Children’s Healthcare Canada’s weekly spark:live webinars often draw on the SKIP community to present research and answer questions about emerging issues and evidence. These webinars reach large numbers of patients and families as well as healthcare practitioners, researchers, and other stakeholders from coast to coast.

SKIP has also helped transform the way Children’s Healthcare Canada communicates.

“Rather than corporate, traditional messaging, we’re trying to be more relatable and high impact,” explains Gruenwoldt. 

“We’re inspired to reach families and other influencers in more creative ways, while collaborating to advance the missions of both organizations. SKIP’s Scientific Director, Dr. Christine Chambers, tends to tap into popular culture and social media to reach diverse audiences. I complement that reach with a broad network of health professionals, health organizations and their leaders, and political leadership. Together, it’s a robust community we are able to engage.”

Gruenwoldt is confident the relationship between SKIP and Children’s Healthcare Canada will continue to reveal new opportunities for collaboration with the ‘unusual suspects’: “We have a tendency to lean on the same people and organizations over and over. We’re now reaching influencers who weren’t foremost on our radar, as well as more patients and families.

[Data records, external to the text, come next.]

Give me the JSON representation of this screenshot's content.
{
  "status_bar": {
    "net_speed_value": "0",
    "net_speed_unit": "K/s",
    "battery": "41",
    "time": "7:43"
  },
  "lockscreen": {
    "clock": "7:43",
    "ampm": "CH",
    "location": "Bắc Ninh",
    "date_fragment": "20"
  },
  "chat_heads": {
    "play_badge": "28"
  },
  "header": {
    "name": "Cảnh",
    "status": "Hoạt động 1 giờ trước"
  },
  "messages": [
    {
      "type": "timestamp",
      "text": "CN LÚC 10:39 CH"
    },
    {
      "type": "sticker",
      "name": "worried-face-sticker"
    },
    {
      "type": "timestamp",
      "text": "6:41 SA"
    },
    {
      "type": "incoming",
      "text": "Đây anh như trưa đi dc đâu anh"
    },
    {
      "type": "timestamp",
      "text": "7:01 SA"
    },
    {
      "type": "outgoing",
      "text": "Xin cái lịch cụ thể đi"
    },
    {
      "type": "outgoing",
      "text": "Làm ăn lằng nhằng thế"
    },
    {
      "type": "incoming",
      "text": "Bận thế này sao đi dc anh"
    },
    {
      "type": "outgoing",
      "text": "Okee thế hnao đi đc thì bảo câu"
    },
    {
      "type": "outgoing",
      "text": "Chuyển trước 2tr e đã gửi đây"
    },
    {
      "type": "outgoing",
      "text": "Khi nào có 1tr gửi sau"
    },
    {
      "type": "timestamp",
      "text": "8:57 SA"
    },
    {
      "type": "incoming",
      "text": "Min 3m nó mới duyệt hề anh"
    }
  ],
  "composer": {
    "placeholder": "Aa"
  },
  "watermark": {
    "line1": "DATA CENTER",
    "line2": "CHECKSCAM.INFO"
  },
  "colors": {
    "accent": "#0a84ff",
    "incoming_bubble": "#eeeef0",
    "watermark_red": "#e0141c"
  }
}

“As a children’s healthcare organization, we truly understand, value, and embrace patient and family partners. We’re on a journey to redefine what those partnerships mean for our organization, operationally and strategically.”

This includes how Children’s Healthcare Canada develops strategy, screens new programs and activities, and crafts communications.

Children’s Healthcare Canada’s new Family Network helps advance strategic priorities and provides an online space for families to connect, share, and draw attention to important issues.

“Within three weeks of launch, we had 100 families engaged. We are now in the process of selecting a member of the Network to join our Board of Directors. SKIP has been our exemplar in family partnership and engagement.”

“This is what good knowledge mobilization looks like,” says SKIP co-director Dr. Christine Chambers, “creating a culture of integration and interconnectedness across the whole sector. We learn from each other about what works. Together, we can be more creative.”

The future is promising, according to Gruenwoldt.

“Children’s Healthcare Canada and SKIP are influencing how other organizations and the health system in general embraces innovation in the knowledge mobilization space. We can live with the 17-year gap between research findings and implementation, or we can accelerate those timelines and improve how care is delivered to other areas of children’s health and indeed the whole health care system. Now that would be high, high impact!”